Vegans are supposed to oppose the killing of animals, right?  That's supposed to be why they're vegans.

But there's one animal that some vegans don't seem to mind killing: the human animal.

According to the Hollywood Reporter:

L.A.'s vegan vortex has angrily turned on the most prominent vegan restaurant group in town this week as word has spread that its owners are not just eating meat but raising and slaughtering animals at the working farm where they live in Northern California.

Matthew and Terces Engelhart, the husband-and-wife proprietors of favored entertainment industry haunt Cafe Gratitude, tell The Hollywood Reporter they've been receiving death threats as part of a quickly growing, internet-bred campaign against them.

Seems that the Engelharts, after 12 years of building their successful vegan-restaurant empire, got tired of carrots and soyburgers.

The trouble began last week when animal rights activists discovered and then widely circulated a 14-month-old blog post written by Terces on the Engelharts' Be Love Farm website, which mixed an announcement of their transition back into a meat diet again after nearly 40 years of vegetarianism (they had been vegan since 2003) with posted pictures of strained beef broth and a freezer full of pastured beef from their own dairy cows. Matthew tells THR they have kept chickens on the farm for seven years "for eggs only," along with the cows for five years for milk, cheese and butter that's for sale. (He claims they've "harvested," or slaughtered, several cows in total and never sold the meat, only shared it with "our friends, neighbors and community.")

The news has come as a shock to many vegans, who have been regular customers of the restaurants and claim the Engelharts have built their brand on not just serving vegan food but clearly wrapping themselves in the righteousness of the vegan cause — which they argue has now been undermined. "The reason we're so upset is that veganism is a belief system," says Carrie Christianson, who started the Facebook boycott group. "You are patronizing a restaurant that you think has that philosophy, and it turns out it doesn't. Vegans should know that this restaurant has a farm that slaughters animals."

The Engelharts' restaurant chain, Cafe Gratitude, first opened its doors in San Francisco in 2004 before adding branches in Southern California, where there's a voracious appetite,especially among entertainment celebrities, not only for stewed kelp and kale smoothies, but for the kind of high-minded "spiritual" hoo-hah that vegans–and entertainment celebrities–seem to crave:

Cafe Gratitude is known for giving dishes names that are self-affirmations. The most popular include the "I Am Whole" macrobiotic sea-vegetable rice and a curried lentil assemblage called "I Am Humble." The locations have become a solid entertainment industry draw for business lunches, as well as a reliable celebrity nexus. Customers range from Beyonce Knowles and Sacha Baron Cohen to Ariana Grande and Jake Gyllenhaal.

Well, I'll leave the macrobiotic sea-vegetable rice to Beyonce.
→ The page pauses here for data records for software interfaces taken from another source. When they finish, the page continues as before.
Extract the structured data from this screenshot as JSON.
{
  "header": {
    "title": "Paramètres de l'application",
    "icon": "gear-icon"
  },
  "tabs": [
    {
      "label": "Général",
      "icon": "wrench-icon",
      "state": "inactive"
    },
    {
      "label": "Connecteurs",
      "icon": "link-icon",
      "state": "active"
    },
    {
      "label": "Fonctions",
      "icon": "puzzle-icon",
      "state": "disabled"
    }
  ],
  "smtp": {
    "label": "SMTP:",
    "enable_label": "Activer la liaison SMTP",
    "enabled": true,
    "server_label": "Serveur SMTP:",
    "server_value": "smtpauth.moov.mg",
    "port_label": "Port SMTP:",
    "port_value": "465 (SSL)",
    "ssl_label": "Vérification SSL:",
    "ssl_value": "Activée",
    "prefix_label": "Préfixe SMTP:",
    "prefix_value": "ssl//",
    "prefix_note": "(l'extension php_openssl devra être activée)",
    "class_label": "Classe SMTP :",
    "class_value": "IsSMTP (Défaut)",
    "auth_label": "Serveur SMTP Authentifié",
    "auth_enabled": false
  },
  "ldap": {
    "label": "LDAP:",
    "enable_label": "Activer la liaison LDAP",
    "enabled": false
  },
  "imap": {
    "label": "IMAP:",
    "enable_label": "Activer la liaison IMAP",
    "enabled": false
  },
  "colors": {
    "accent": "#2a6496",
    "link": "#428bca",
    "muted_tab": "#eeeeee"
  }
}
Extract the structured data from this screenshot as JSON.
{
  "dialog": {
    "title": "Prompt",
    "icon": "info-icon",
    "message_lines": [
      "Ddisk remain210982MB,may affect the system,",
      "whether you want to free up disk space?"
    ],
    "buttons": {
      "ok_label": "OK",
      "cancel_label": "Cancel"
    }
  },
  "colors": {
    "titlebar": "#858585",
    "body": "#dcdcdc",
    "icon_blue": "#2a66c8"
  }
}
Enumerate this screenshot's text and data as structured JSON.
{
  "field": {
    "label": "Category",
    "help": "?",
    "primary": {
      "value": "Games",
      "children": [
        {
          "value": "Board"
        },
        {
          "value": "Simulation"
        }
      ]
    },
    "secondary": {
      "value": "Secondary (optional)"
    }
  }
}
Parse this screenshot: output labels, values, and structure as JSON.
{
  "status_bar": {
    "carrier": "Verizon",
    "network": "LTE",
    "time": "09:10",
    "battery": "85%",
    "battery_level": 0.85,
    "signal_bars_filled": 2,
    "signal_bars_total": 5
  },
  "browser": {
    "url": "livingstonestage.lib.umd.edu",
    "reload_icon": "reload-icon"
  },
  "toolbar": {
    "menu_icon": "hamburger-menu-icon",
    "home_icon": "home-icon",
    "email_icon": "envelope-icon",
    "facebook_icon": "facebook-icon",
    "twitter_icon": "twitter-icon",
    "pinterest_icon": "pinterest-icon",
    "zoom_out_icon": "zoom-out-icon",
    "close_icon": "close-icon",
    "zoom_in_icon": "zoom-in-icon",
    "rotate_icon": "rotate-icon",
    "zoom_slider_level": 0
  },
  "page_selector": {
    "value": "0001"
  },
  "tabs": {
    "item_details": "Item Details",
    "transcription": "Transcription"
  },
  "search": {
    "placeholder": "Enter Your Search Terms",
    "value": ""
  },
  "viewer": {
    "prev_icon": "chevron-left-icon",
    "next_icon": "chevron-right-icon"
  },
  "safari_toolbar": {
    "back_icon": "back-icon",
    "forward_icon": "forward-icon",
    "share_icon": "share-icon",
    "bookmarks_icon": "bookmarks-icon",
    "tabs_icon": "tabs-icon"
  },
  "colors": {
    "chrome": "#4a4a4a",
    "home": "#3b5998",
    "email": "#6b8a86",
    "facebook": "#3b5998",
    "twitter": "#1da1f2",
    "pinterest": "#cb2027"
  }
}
And that, apparently was the thinking of the Engelharts as well, who started sneaking a few cows and chickens into their daily diet a few years ago:

The Engelharts frame their return to "sustainable, regenerative" animal consumption as the mindful culmination of years spent laboring on their upstate farm. "We started to observe nature, and what we saw is that nature doesn't exist without animals," says Matthew. "Neither does natural farming. You know, you can't buy organic vegetables that aren't fertilized with animal residue. So that was our discovery. We aren't on a soapbox."

But apparently the vegans of Los Angeles aren't buying that "mindful culmination" stuff:

Yet while the Engelharts are at pains to paint their decision as a private and personal rural journey separate from their public work at their urban restaurants, their critics find the reasoning specious, believing the enterprises, the figureheads and their choices are inextricably bound. "This is a vegan restaurant company that's been a leader in the vegan community," says Chase Avior, a screenwriter and director who is organizing the [April 29 protest]. "If they're going to go around and say it's not about animal rights, it's not about speaking about the animals horrifically abused, it's just about better nurturing a plant-based lifestyle, that's something different. A lot of vegans have a right to feel betrayed by this."

As Woody Allen famously said about Los Angeles vegan restaurants in Annie Hall, "I'll have the alfalfa sprouts and the mashed yeast." But maybe not at the Cafe Gratitude if those plant-based protests keep up.